Produced by Pete Wingfield
Label – EMI
As if to simulate the tribal landscape of the late 1970s music scene, Kevin Rowland’s Dexy’s Midnight Runners deliberately fashioned a closely knit gang of soul visionaries that narrowed their inspirations into a spectacular visual and aural show of defiant and intense spirit. Rowland’s focused intention was to carefully hone a team of quality musicians to a magnetic molding of the emotional soul and r&b of the 60s, combined with an approach that borrowed heavily from punk rock’s explosive anger. Visually, the band furthered their “outsider” image with donkey jackets, leather coats and black beanie hats. The look was more akin to New York dockworkers than flamboyant musicians as if to further alienate the band from any popular scene. The three piece brass section of trombonist “Big” Jim Paterson, saxophonist Geoff “JB” Blythe and alto saxophonist Steve “Babyface” Spooner are vital components to the overall sound providing many superb solo’s but more importantly, their upfront input dominates proceedings and provides many irresistible highlights.

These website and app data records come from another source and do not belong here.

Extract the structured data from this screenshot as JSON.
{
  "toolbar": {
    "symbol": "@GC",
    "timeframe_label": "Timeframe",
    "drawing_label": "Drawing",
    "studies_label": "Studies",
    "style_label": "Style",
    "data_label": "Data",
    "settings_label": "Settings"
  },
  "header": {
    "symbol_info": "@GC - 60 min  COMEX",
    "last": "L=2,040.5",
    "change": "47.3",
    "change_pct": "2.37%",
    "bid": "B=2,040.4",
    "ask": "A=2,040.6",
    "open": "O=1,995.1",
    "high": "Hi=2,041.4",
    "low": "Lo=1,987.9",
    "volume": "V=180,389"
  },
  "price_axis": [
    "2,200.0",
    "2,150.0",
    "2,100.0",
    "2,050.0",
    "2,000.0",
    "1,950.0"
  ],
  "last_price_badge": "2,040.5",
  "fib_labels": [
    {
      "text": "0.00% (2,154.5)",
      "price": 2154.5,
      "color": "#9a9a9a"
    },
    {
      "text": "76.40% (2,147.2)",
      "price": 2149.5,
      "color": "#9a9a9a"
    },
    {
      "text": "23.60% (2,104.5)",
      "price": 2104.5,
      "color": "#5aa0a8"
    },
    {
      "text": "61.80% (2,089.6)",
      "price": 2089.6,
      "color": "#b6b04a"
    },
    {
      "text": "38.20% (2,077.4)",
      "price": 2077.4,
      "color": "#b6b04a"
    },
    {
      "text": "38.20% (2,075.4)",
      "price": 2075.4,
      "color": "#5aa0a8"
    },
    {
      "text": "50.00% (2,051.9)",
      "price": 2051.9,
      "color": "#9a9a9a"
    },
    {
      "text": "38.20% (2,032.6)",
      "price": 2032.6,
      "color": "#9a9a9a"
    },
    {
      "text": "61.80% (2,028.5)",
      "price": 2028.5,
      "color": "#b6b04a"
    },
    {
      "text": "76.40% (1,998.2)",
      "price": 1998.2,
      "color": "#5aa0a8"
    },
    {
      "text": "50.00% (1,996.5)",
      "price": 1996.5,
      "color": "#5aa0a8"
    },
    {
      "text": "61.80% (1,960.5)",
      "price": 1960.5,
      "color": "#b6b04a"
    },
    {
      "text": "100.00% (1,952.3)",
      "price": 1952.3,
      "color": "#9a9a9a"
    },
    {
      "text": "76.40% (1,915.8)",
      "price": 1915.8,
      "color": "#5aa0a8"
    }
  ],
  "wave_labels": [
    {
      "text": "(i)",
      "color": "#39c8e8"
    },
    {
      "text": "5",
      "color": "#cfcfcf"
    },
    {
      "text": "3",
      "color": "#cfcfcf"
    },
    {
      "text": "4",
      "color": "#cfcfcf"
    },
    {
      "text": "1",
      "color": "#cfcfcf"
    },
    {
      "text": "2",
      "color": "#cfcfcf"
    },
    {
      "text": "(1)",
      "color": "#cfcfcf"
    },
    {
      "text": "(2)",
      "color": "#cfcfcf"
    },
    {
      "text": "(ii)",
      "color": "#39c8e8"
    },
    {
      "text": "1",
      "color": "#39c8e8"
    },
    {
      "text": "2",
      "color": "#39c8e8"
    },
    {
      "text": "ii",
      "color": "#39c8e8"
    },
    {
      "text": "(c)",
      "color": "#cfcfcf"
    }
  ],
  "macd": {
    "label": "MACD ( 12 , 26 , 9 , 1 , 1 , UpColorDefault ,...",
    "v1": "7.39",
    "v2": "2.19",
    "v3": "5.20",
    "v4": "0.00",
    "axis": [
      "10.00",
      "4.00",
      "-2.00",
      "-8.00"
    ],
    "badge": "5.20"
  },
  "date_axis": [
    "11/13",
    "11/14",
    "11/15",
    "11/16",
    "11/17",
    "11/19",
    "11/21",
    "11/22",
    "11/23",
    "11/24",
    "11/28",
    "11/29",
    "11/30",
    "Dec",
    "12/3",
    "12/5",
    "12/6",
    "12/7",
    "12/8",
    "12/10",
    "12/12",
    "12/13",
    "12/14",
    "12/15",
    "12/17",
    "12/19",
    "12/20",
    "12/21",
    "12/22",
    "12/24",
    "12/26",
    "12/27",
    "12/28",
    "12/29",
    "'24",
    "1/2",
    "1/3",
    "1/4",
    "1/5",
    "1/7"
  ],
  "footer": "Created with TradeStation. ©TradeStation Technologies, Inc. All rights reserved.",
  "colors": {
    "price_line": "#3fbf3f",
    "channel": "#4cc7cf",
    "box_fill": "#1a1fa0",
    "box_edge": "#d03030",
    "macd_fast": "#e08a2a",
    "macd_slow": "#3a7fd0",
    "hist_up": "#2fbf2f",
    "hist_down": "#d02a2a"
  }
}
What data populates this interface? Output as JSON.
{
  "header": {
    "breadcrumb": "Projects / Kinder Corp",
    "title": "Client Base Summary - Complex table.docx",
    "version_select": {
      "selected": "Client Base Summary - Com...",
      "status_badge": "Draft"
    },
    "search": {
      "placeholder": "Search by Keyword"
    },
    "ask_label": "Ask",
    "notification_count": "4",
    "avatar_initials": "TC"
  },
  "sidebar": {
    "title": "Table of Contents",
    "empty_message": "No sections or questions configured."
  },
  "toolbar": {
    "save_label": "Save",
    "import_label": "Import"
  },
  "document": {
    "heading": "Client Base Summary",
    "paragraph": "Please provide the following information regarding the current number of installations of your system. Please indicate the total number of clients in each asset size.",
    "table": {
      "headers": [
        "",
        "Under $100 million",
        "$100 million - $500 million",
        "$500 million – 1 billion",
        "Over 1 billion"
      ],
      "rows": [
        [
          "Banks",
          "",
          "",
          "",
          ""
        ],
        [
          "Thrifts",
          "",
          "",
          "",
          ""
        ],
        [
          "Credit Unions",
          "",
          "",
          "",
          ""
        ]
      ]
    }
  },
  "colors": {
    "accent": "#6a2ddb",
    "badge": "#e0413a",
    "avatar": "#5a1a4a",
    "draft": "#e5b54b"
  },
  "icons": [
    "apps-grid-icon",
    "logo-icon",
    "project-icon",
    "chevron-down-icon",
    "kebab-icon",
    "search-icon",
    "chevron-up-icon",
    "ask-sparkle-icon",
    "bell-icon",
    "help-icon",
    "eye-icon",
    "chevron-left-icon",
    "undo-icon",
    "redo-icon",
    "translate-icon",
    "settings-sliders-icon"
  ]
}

Kicking off with the combative riposte to anyone who dare decry Irish culture, “Burn It Down” is a powerful rework of their debut single (“Dance Stance”). Rowlands ire peaks at the line “shut your fucking mouth ’til you know the truth”, only to return again for the tumultuous closer “There, There, My Dear” as he declares “we should welcome the new soul vision”. Both songs are superbly crafted reactionary bookends that house some equally thrilling contents in between. Jim Paterson’s excellent solo and the driving rhythms of “Tell Me When My Light Turns Green” keep the momentum burning, followed by guitarist “Al” Archer’s nostalgic instrumental “The Teams That Meet In Caffs”. Most UK fans would have been introduced to the band via the loyal tribute to Geno Washington on the chart topping “Geno”. The compelling brass riff allied with Rowland’s sentimental lyrics and a foot stomping rhythm make it easy to understands its place in the higher echelons of both critical and commercial acclaim. The sole cover is a frenetic version of Chuck Wood’s “Seven Days Too Long”, one of a number of top class re-interpretations the band recorded during their early days. The real tragedy is that this line up of Dexy’s didn’t reach their potential, as in-fighting and Rowland’s undoubted dictatorial and perfectionist leadership would split the band up soon after this wonderfully fleeting introduction.
You could pile superlative on top of hyperbole and still fail to capture the pride and passion that makes this a magical long player. It’s out there on its own for wilful individualism and outright originality. Nothing else sounded like this in 1980.
1 – Burn It Down (10)
2 – Tell Me When My Light Turns Green (9)
3 – The Teams That Meet In Caffs (8)
4 – I’m Just Looking (7)
5 – Geno (10)
6 – Seven Days Too Long (8)
7 – I Couldn’t Help If I Tried (9)
8 – Thankfully Not Living In Yorkshire It Doesn’t Apply (7)
9 – Keep It (9)
10 – Love Part 1 (Poem) (7)
11 – There There My Dear (10)